"I can't have you traveling all over Europe at your discretion," explained Jackson. "This will put a rush on things. Do your work, find him, and get back. I hope I'm making you happy." Judge kowtowed as decorum demanded. "Yes sir, I appreciate your efforts on my behalf. Thank you."
Jackson ambled to a dresser and poured himself a tumbler of scotch. "By the way, you should feel right at home in Bad Toelz. The Provost Marshal is a fellow named Mullins. Ring a bell?"
"Would that be Spanner Mullins, sir?"
"If Spanner is some kind of nickname for Stanley, yes it would. Your former precinct commander is delighted to have you aboard. Said Tally Ho is pinching his resources in a terrible way. He asked if you might be granted a longer stay, but I had to turn him down. Told him you were too good a man to lose indefinitely."
Judge mumbled "thank you," again. He was happy to be reporting to Mullins but hardly surprised. Half of New York City was in Europe. His commanding officer at interrogations was John Harlan Amen, the former district attorney for Brooklyn. Telford Taylor, a prominent Park Avenue attorney who'd recruited him out of law school was also working under Justice Jackson, and now, who should turn up but Spanner Mullins, commander of the twentieth precinct during his ten years as a New York City cop. He'd heard his former boss was attached to Patton's staff. He should have figured it would be in the Provost Marshal's office.
"I'm flying to Nuremberg tomorrow morning," said Jackson. "If you want to hitch a lift, be at Orly Airport at nine o' clock. Seven days, Major. Next Monday, I want you at the Ashcan in Luxembourg beginning your interrogation of 'Fat Stuff'. Is that clear? Oh, and, Judge, one last thing. You're going to Patton's command. Make sure your shoes are shined."
Back in his office at 7 rue du Presbourg, Bob Storey locked the door and rushed to his desk. Unlocking a cabinet near the window, he removed a scuffed black telephone, pulling the cord behind it so he could set the apparatus on his desk. Lifting the receiver, he dialed a nine digit number in London.
A woman answered after three rings. "Personnel."
"I need to speak to Walter Williams, please. It's his nephew, Victor."
"Thank you. I'll put you right through."
Two minutes passed until a deep, gravelly voice came onto the line. "That you, Bob? We secure?"
"Yes, Bill, the line's clear," said Storey. "We've got a rather interesting situation developing over here. A war criminal's escaped and one of Jackson's boys wants to go after him."
"A lawyer? You're kidding?" "I believe we all practiced the trade at some time in our life. Unlike us, this one did the exciting stuff before joining the bar."
Storey had spent the first part of the year on a mission for his friend "Bill". Traveling behind Russian lines, he'd accompanied a team of Red Army jurists as they dealt with suspected war criminals.

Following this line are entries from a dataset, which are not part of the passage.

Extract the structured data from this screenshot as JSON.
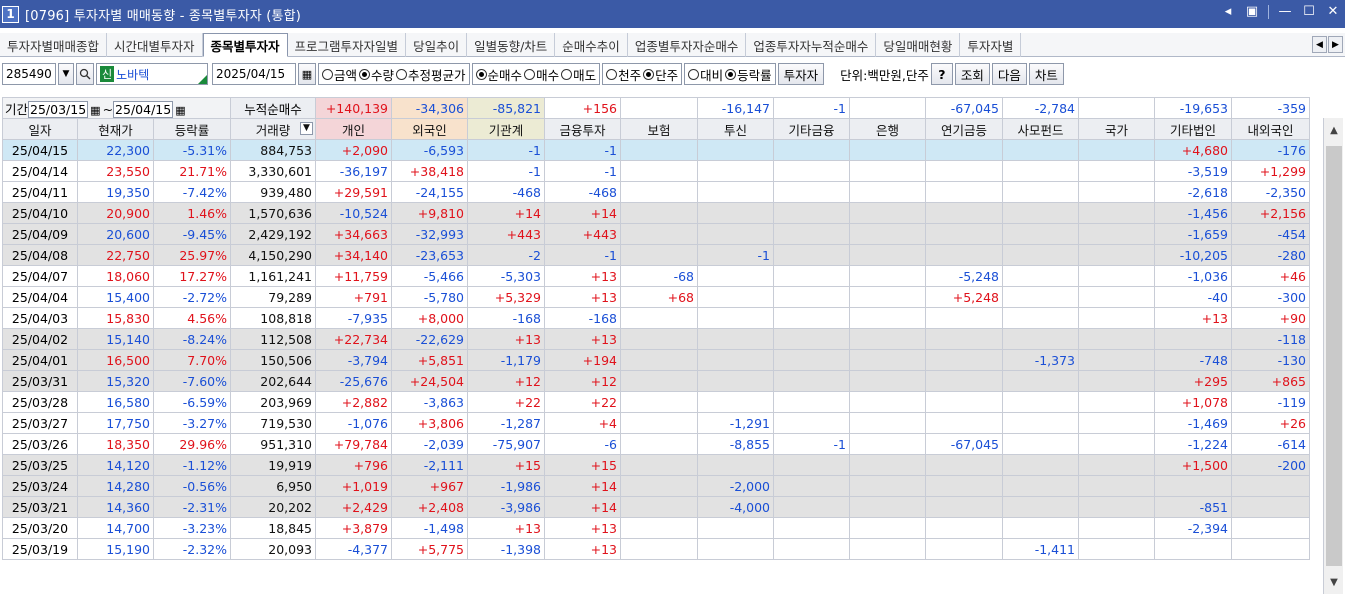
{
  "window": {
    "number": "1",
    "title": "[0796] 투자자별 매매동향 - 종목별투자자 (통합)"
  },
  "tabs": [
    {
      "label": "투자자별매매종합",
      "active": false
    },
    {
      "label": "시간대별투자자",
      "active": false
    },
    {
      "label": "종목별투자자",
      "active": true
    },
    {
      "label": "프로그램투자자일별",
      "active": false
    },
    {
      "label": "당일추이",
      "active": false
    },
    {
      "label": "일별동향/차트",
      "active": false
    },
    {
      "label": "순매수추이",
      "active": false
    },
    {
      "label": "업종별투자자순매수",
      "active": false
    },
    {
      "label": "업종투자자누적순매수",
      "active": false
    },
    {
      "label": "당일매매현황",
      "active": false
    },
    {
      "label": "투자자별",
      "active": false
    }
  ],
  "toolbar": {
    "code": "285490",
    "badge": "신",
    "stock_name": "노바텍",
    "date": "2025/04/15",
    "radio1": [
      {
        "label": "금액",
        "on": false
      },
      {
        "label": "수량",
        "on": true
      },
      {
        "label": "추정평균가",
        "on": false
      }
    ],
    "radio2": [
      {
        "label": "순매수",
        "on": true
      },
      {
        "label": "매수",
        "on": false
      },
      {
        "label": "매도",
        "on": false
      }
    ],
    "radio3": [
      {
        "label": "천주",
        "on": false
      },
      {
        "label": "단주",
        "on": true
      }
    ],
    "radio4": [
      {
        "label": "대비",
        "on": false
      },
      {
        "label": "등락률",
        "on": true
      }
    ],
    "investor_btn": "투자자",
    "unit_text": "단위:백만원,단주",
    "help_btn": "?",
    "query_btn": "조회",
    "next_btn": "다음",
    "chart_btn": "차트"
  },
  "summary": {
    "period_label": "기간",
    "from": "25/03/15",
    "to": "25/04/15",
    "tilde": "~",
    "cum_label": "누적순매수",
    "values": [
      "+140,139",
      "-34,306",
      "-85,821",
      "+156",
      "",
      "-16,147",
      "-1",
      "",
      "-67,045",
      "-2,784",
      "",
      "-19,653",
      "-359"
    ]
  },
  "columns": [
    "일자",
    "현재가",
    "등락률",
    "거래량",
    "개인",
    "외국인",
    "기관계",
    "금융투자",
    "보험",
    "투신",
    "기타금융",
    "은행",
    "연기금등",
    "사모펀드",
    "국가",
    "기타법인",
    "내외국인"
  ],
  "rows": [
    [
      "25/04/15",
      "22,300",
      "-5.31%",
      "884,753",
      "+2,090",
      "-6,593",
      "-1",
      "-1",
      "",
      "",
      "",
      "",
      "",
      "",
      "",
      "+4,680",
      "-176"
    ],
    [
      "25/04/14",
      "23,550",
      "21.71%",
      "3,330,601",
      "-36,197",
      "+38,418",
      "-1",
      "-1",
      "",
      "",
      "",
      "",
      "",
      "",
      "",
      "-3,519",
      "+1,299"
    ],
    [
      "25/04/11",
      "19,350",
      "-7.42%",
      "939,480",
      "+29,591",
      "-24,155",
      "-468",
      "-468",
      "",
      "",
      "",
      "",
      "",
      "",
      "",
      "-2,618",
      "-2,350"
    ],
    [
      "25/04/10",
      "20,900",
      "1.46%",
      "1,570,636",
      "-10,524",
      "+9,810",
      "+14",
      "+14",
      "",
      "",
      "",
      "",
      "",
      "",
      "",
      "-1,456",
      "+2,156"
    ],
    [
      "25/04/09",
      "20,600",
      "-9.45%",
      "2,429,192",
      "+34,663",
      "-32,993",
      "+443",
      "+443",
      "",
      "",
      "",
      "",
      "",
      "",
      "",
      "-1,659",
      "-454"
    ],
    [
      "25/04/08",
      "22,750",
      "25.97%",
      "4,150,290",
      "+34,140",
      "-23,653",
      "-2",
      "-1",
      "",
      "-1",
      "",
      "",
      "",
      "",
      "",
      "-10,205",
      "-280"
    ],
    [
      "25/04/07",
      "18,060",
      "17.27%",
      "1,161,241",
      "+11,759",
      "-5,466",
      "-5,303",
      "+13",
      "-68",
      "",
      "",
      "",
      "-5,248",
      "",
      "",
      "-1,036",
      "+46"
    ],
    [
      "25/04/04",
      "15,400",
      "-2.72%",
      "79,289",
      "+791",
      "-5,780",
      "+5,329",
      "+13",
      "+68",
      "",
      "",
      "",
      "+5,248",
      "",
      "",
      "-40",
      "-300"
    ],
    [
      "25/04/03",
      "15,830",
      "4.56%",
      "108,818",
      "-7,935",
      "+8,000",
      "-168",
      "-168",
      "",
      "",
      "",
      "",
      "",
      "",
      "",
      "+13",
      "+90"
    ],
    [
      "25/04/02",
      "15,140",
      "-8.24%",
      "112,508",
      "+22,734",
      "-22,629",
      "+13",
      "+13",
      "",
      "",
      "",
      "",
      "",
      "",
      "",
      "",
      "-118"
    ],
    [
      "25/04/01",
      "16,500",
      "7.70%",
      "150,506",
      "-3,794",
      "+5,851",
      "-1,179",
      "+194",
      "",
      "",
      "",
      "",
      "",
      "-1,373",
      "",
      "-748",
      "-130"
    ],
    [
      "25/03/31",
      "15,320",
      "-7.60%",
      "202,644",
      "-25,676",
      "+24,504",
      "+12",
      "+12",
      "",
      "",
      "",
      "",
      "",
      "",
      "",
      "+295",
      "+865"
    ],
    [
      "25/03/28",
      "16,580",
      "-6.59%",
      "203,969",
      "+2,882",
      "-3,863",
      "+22",
      "+22",
      "",
      "",
      "",
      "",
      "",
      "",
      "",
      "+1,078",
      "-119"
    ],
    [
      "25/03/27",
      "17,750",
      "-3.27%",
      "719,530",
      "-1,076",
      "+3,806",
      "-1,287",
      "+4",
      "",
      "-1,291",
      "",
      "",
      "",
      "",
      "",
      "-1,469",
      "+26"
    ],
    [
      "25/03/26",
      "18,350",
      "29.96%",
      "951,310",
      "+79,784",
      "-2,039",
      "-75,907",
      "-6",
      "",
      "-8,855",
      "-1",
      "",
      "-67,045",
      "",
      "",
      "-1,224",
      "-614"
    ],
    [
      "25/03/25",
      "14,120",
      "-1.12%",
      "19,919",
      "+796",
      "-2,111",
      "+15",
      "+15",
      "",
      "",
      "",
      "",
      "",
      "",
      "",
      "+1,500",
      "-200"
    ],
    [
      "25/03/24",
      "14,280",
      "-0.56%",
      "6,950",
      "+1,019",
      "+967",
      "-1,986",
      "+14",
      "",
      "-2,000",
      "",
      "",
      "",
      "",
      "",
      "",
      ""
    ],
    [
      "25/03/21",
      "14,360",
      "-2.31%",
      "20,202",
      "+2,429",
      "+2,408",
      "-3,986",
      "+14",
      "",
      "-4,000",
      "",
      "",
      "",
      "",
      "",
      "-851",
      ""
    ],
    [
      "25/03/20",
      "14,700",
      "-3.23%",
      "18,845",
      "+3,879",
      "-1,498",
      "+13",
      "+13",
      "",
      "",
      "",
      "",
      "",
      "",
      "",
      "-2,394",
      ""
    ],
    [
      "25/03/19",
      "15,190",
      "-2.32%",
      "20,093",
      "-4,377",
      "+5,775",
      "-1,398",
      "+13",
      "",
      "",
      "",
      "",
      "",
      "-1,411",
      "",
      "",
      ""
    ]
  ],
  "row_shading": [
    "sel",
    "w",
    "w",
    "g",
    "g",
    "g",
    "w",
    "w",
    "w",
    "g",
    "g",
    "g",
    "w",
    "w",
    "w",
    "g",
    "g",
    "g",
    "w",
    "w"
  ],
  "colors": {
    "up": "#e0121b",
    "down": "#1a4fd6",
    "titlebar": "#3b5aa6"
  }
}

Usually, the accused were brought before the court at dawn, tried by lunch, and shot by dusk. It wasn't the exercise of justice. Just power.

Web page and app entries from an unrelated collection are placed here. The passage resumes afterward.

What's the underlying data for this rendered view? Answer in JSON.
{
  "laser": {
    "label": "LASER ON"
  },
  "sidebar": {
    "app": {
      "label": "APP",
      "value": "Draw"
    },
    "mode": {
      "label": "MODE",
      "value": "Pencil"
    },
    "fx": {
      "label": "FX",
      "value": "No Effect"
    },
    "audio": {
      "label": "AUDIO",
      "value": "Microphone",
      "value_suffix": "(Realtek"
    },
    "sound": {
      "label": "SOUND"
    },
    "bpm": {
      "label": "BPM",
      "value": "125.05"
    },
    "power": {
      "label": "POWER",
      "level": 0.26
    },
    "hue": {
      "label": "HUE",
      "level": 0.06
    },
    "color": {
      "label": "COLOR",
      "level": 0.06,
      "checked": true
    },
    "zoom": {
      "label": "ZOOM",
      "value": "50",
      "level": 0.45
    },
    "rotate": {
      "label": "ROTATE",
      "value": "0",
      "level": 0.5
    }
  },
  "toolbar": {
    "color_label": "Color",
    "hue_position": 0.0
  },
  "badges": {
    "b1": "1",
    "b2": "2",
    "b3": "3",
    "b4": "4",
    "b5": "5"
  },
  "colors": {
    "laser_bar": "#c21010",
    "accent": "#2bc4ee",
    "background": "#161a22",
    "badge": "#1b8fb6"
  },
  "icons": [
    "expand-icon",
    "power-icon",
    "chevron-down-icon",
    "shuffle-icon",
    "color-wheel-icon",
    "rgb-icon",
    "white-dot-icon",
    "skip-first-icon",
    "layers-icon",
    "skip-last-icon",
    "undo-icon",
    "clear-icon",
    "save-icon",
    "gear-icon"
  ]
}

"Is that right?" asked Bill. "Don't leave me hanging."
"This man happened to be a peace officer in his other life."
"We call them policemen outside of Texas," Bill laughed. "Give me the details."
Storey relayed the news of Seyss's escape, Judge's interest in the German officer and his success in obtaining a transfer to Patton's Third Army, office of the Provost Marshal. He even recited the text of Eisenhower's orders verbatim. A photographic memory was one of the attributes that had made him such an attractive find.
"And when is Judge leaving?"
"Tomorrow morning," said Storey.
"Well, you were right to let me know, Bob. Many thanks. I'll make sure we keep an eye on him. After all, we wouldn't want the boy causing us any trouble."